Start of Block

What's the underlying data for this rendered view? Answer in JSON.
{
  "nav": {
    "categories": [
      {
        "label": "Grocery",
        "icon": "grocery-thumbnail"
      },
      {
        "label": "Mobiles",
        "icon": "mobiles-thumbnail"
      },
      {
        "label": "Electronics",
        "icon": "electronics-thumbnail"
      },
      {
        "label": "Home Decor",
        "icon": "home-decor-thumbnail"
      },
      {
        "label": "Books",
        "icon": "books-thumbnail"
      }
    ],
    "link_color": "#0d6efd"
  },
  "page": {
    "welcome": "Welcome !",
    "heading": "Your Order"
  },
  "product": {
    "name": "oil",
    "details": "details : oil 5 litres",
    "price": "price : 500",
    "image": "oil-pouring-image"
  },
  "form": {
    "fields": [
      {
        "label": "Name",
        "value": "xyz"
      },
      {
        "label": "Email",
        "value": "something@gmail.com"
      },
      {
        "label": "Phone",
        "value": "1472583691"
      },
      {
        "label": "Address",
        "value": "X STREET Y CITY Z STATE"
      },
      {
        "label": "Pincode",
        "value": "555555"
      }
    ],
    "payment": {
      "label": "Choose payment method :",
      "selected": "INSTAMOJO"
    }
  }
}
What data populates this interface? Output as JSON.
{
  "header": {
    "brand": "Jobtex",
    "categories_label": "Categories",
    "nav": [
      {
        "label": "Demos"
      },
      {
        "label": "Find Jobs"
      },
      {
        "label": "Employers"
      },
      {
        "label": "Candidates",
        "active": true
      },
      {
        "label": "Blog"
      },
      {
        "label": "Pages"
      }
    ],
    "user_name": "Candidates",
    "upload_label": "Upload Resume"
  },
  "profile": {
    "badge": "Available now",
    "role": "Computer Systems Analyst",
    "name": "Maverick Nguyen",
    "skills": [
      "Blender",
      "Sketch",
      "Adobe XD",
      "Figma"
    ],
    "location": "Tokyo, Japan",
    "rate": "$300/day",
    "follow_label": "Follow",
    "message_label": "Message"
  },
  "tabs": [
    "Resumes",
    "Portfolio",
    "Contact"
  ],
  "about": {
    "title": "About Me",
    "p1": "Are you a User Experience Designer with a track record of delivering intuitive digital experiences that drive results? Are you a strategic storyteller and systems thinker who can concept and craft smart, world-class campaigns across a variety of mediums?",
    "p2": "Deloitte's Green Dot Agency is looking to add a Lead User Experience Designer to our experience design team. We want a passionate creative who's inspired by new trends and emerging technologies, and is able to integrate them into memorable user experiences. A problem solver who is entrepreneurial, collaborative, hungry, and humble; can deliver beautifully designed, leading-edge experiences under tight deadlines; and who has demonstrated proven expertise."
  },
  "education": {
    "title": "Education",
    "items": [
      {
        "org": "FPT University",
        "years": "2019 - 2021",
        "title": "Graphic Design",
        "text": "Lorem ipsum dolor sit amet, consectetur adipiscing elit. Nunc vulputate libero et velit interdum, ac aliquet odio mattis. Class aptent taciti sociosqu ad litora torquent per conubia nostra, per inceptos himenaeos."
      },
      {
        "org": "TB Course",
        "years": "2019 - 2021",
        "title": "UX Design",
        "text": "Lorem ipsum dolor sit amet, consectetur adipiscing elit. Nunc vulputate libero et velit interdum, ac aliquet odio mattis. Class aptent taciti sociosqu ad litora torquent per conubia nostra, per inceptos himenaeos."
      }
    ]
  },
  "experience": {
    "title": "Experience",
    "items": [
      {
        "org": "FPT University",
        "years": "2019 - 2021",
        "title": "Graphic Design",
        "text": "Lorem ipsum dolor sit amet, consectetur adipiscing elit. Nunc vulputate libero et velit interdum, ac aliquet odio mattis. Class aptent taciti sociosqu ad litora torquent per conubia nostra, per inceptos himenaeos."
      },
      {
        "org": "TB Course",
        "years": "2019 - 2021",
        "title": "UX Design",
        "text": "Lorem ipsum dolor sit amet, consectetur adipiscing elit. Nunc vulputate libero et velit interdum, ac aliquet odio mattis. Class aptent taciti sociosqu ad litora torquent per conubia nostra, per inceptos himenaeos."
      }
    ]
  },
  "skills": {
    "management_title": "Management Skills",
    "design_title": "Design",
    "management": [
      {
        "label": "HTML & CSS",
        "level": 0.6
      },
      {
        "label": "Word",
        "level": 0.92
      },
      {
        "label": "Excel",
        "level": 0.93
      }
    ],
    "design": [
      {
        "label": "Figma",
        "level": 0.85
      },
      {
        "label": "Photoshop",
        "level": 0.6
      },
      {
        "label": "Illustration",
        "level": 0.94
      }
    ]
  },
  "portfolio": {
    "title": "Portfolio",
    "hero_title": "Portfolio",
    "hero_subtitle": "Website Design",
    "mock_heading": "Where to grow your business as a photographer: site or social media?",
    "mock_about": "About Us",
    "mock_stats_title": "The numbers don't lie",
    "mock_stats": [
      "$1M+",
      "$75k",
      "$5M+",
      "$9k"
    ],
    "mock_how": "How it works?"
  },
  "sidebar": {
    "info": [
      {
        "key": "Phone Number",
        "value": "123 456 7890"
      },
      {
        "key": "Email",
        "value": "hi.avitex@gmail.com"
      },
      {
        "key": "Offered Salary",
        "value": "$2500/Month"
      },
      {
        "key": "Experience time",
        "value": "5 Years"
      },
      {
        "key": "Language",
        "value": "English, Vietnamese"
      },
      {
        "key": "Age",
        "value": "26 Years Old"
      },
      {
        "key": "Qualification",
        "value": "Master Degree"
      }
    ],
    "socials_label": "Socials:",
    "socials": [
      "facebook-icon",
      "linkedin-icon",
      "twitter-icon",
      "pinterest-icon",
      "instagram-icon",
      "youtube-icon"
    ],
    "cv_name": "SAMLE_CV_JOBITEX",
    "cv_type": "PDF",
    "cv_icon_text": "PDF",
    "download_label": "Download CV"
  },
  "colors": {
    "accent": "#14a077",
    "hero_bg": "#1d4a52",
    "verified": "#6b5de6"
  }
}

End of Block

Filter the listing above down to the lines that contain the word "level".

        "level": 0.6
        "level": 0.92
        "level": 0.93
        "level": 0.85
        "level": 0.6
        "level": 0.94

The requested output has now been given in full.